Andrew “Chef Drew” Miller learned how to create dishes with great love from the best chef he had ever known: his late mother, Eleanor B. Miller. Drew studied the art of cooking at Sclafani Cooking School and soon began working in the field. In 2000, Chef Drew launched Miller Thyme Catering. When he wanted to add something sweet to the menu, he thought of bread pudding. After experimenting with the recipe and adding his own flair, Bananas Foster Bread Pudding was born. It quickly became a signature menu item and one of his most sought after dishes. He will be honored on October 26 at 3 p.m. at Dillard University at the Georges Auditorium, 2601, boul. Kindly. in New Orleans.

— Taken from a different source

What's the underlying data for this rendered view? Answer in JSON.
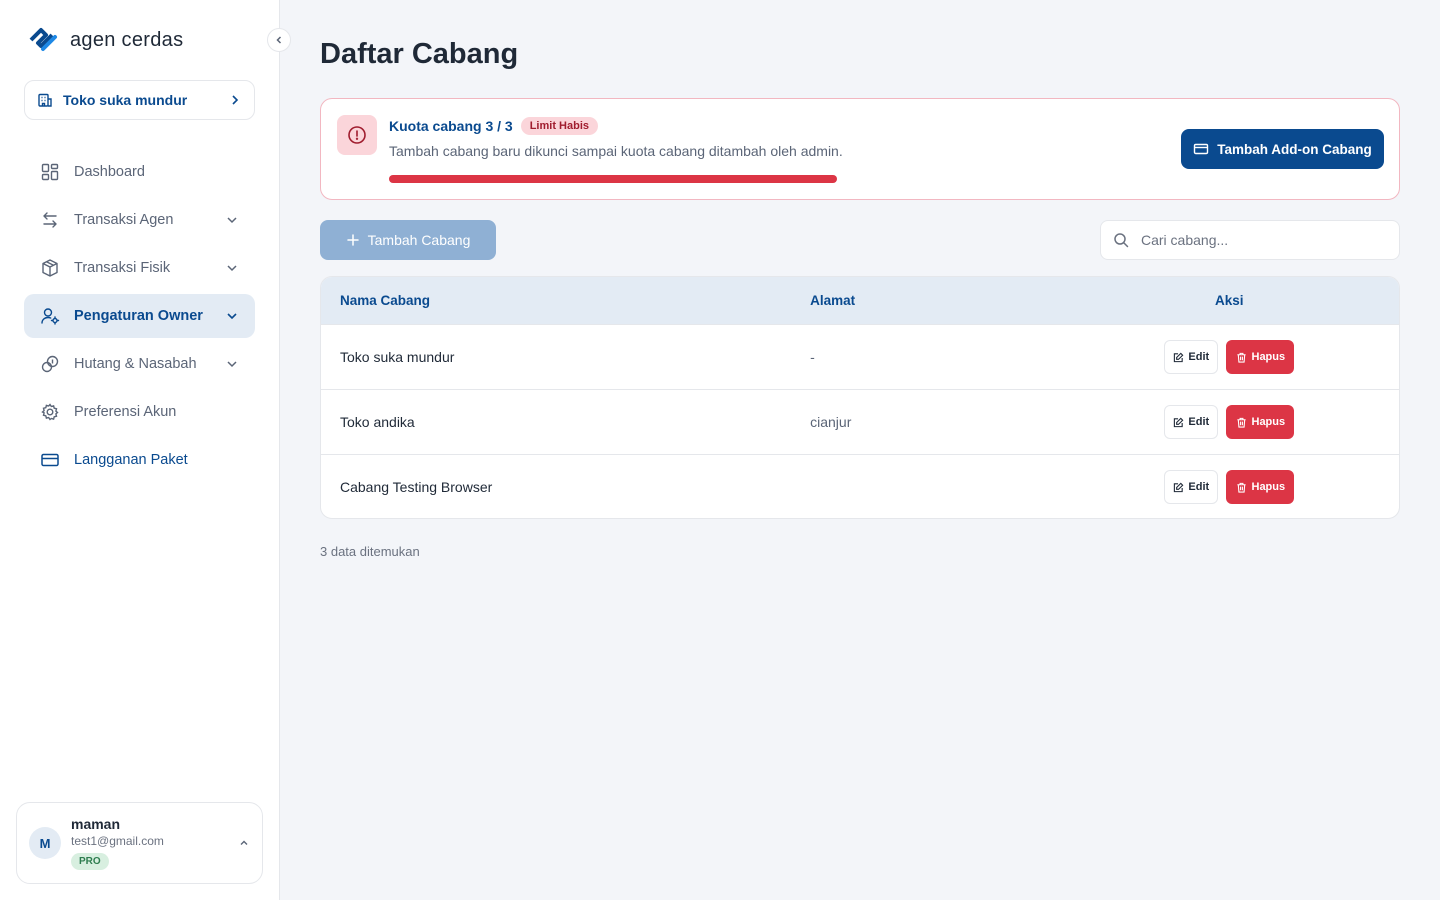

Alton “Lil ‘Tiger” Armstrong has been part of the Creole Mardi Gras hat and screen mask tradition since 1969. Lafayette’s oldest Creole Mardi Gras masking and performance tradition includes brightly colored costumes, usually with a mask in painted wire and a mortar-style square hat. cardboard, with crepe paper streamer strands as part of the decoration. Armstrong is one of the few remaining participants in this tradition, which he tries to pass on to new generations, including his grandsons. He will be honored at 11:30 a.m. on October 15 at the Festivals Acadiens et Créoles on the Atelier Stage, 500 Girard Park Drive in Lafayette.
From the age of eight, Lonnie “Butch” Cooksey Jr. played guitar in his family gospel and bluegrass band, The Cooksey Family. Throughout his 63-year career, he has become both an inspiration and a supportive resource for young people learning this traditional musical form and the instruments it uses: banjo, mandolin, guitar, violin and dobro. Cooksey is also a successful sound technician, supporting performances at bluegrass festivals, churches and other venues. He will be honored at 11 a.m., October 16, at Faith Apostolic Church, 26660 James Capel Road in Holden.
When he was in his twenties, Nelson Harris met Melvin Williams playing drums in a park, who invited him to try his hand at drumming on congas. From then on, Williams became his teacher. Since then, Harris has become well known in the parish of Terrebonne for playing bongo and conga in traditional and African styles. When asked how drumming made him feel, Harris said, “When I play drums, I can actually hear it coming off the walls. I can hear it coming from upstairs. I hear the bell inside. I can play in so many different ways, that often I try to capture that in one sound, and it gets to me, so I chase it. He will be honored at 3:00 p.m., October 23, on the main stage of the Rougarou Festival, 132 Library Drive in Houma.
Adeasonos and member of the Choctaw-Apache tribe of Ebarb, Louisiana, and president of Ho Minti Society, Inc., Rhonda Gauthier grew up outside of Zwolle. As a young girl, she began learning traditional arts from the women of her immediate and extended family, including crocheting, embroidery, hand sewing, quilting, cooking, baking and animal care. . Her grandmother taught her about midwifery, the use of natural herbs to treat common ailments, and herb gardening. After earning a bachelor’s degree in anthropology and history from Northwestern State University, she went on to a successful career in historical interpretation and cultural preservation at various sites in northwest Louisiana. After her retirement, she continued to volunteer. She was honored Oct. 8 at the Louisiana Sports Hall of Fame and the Northwest Louisiana History Museum in Natchitoches.